I refer of course to John Byrne's awesome cover to Fantastic Four #243, which is in itself an awesome, awesome comic book.
There, I just used up my annual allotment of the word "awesome" and it's only June. From this point forward I shall not use the word "awesome" in a colloquial way. Actually, from this point forward, because I just said "awesome" in the last sentence. Damn it! No more "@wesome" from now on. Starting now.
What is the comic about? Look at the frickin' cover, it's about a bunch of heroes attacking frickin' Galactus, the Eater of Earths! 'Nuff said, pilgrim!
In the comic, the Fantastic Four and friends do indeed battle Galactus, that giant purple planet eater who wanders the cosmos destroying random planets. John Byrne wrote and drew this intergalactic beat down wherein the FF and select Avengers battle a giant Galactus on the streets of New York City.
Oh, did I mention --?
NEW YORK CITY IS TOTALLY FLOATING IN SPACE!
Even when he's not at the top of his game, Galactus is still more than a match for a handful of heroes. When shit goes wrong, sometime you gotta bring in Dr. Strange to fix things. Hey, it works for Brian Bendis! Ba-dum dum! Byrne draws a cool neo-Ditko version of Dr. Strange in this issue.
Anyway, the Sorceror Supreme steps up to bat and just takes Galactus out with a Dio salute:
After Reed and The Thing take out a staggered Galactus with a crazy slingshot move, Dr. Strange smugly explains that he cast a spell that showed Galactus his greatest fear and he lost his shit. What did Dr. Strange show Galactus that freaked him out so much? What is the greatest fear of the Chower of Worlds? The Borg? Sharks? Comets? Mine would be watching the 1993 season of Boy Meets World over and over and over while dingos endlessly eat my innards.
Of course, the heroes prevail over Galactus, but wait. He's sick. Maybe he's got a thorn in his paw or something that's been making him grouchy. Aww, he needs our help...
The classic model of Reed Richards (depicted here) is a personality based on relentless curiousity and moral absolutism - something we haven't seen a lot of in some recent appearances of the character like Civil War. Here, Reed sees it as his moral duty is to save Galactus, even if it is inconvenient or inexpedient - and it's a decision that will cost him. That's the Reed Richards I dig.
The great thing about this issue and Byrne's FF run in general is the affection/reverance Byrne has for the real classic Lee/Kirby comics. Plus, the art was tight. Growing up, Byrne's work during this period really defined superhero comics for me - I just ate his stuff up, and I think it holds up remarkably well today.
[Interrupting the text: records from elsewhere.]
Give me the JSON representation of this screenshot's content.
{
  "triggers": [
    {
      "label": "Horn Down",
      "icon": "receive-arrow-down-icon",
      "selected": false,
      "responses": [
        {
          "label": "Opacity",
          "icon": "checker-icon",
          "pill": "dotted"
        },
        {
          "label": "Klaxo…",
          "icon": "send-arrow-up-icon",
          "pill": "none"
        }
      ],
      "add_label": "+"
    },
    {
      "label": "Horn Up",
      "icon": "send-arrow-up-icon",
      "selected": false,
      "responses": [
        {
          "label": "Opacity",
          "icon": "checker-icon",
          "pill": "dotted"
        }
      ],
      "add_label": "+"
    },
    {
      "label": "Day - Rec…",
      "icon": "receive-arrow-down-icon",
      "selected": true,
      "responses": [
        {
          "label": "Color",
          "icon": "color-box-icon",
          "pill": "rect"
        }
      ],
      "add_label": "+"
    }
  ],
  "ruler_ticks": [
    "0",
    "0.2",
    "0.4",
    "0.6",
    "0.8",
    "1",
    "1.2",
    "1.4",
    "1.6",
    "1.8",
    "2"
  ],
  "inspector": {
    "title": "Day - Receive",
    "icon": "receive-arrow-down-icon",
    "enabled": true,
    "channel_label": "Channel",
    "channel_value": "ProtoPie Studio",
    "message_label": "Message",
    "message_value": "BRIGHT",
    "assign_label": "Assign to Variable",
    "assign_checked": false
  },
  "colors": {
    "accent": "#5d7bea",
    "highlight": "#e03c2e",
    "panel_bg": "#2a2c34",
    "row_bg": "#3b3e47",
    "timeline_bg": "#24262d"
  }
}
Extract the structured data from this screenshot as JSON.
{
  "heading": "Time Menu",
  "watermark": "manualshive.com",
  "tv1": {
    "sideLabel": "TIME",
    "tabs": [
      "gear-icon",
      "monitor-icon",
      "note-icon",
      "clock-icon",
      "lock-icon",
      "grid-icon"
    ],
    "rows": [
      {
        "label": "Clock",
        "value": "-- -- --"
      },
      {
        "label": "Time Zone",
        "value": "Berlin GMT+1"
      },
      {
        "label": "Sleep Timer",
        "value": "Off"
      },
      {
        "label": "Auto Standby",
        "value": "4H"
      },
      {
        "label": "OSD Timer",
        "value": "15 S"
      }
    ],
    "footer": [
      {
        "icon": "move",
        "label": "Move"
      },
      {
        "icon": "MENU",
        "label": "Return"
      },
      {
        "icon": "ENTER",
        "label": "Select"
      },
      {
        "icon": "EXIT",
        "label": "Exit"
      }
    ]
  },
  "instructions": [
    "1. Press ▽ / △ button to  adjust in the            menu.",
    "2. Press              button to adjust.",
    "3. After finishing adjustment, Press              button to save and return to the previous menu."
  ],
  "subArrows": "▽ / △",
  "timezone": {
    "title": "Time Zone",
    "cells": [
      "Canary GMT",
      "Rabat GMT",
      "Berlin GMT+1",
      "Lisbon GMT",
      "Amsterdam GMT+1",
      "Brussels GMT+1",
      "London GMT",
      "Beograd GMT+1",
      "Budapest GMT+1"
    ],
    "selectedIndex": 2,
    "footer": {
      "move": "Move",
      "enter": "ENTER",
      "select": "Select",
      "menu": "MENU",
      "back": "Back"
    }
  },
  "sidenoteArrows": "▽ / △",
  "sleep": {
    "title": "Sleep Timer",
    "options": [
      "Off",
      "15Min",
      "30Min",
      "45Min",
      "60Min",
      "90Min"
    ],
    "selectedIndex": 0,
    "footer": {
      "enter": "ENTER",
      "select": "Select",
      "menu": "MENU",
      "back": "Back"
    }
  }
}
This comic has the versions of Reed Richards and John Byrne that I most dig - I can pretend that the other stuff doesn't exist as long as I have comics like Fantastic Four #243. Contented sigh.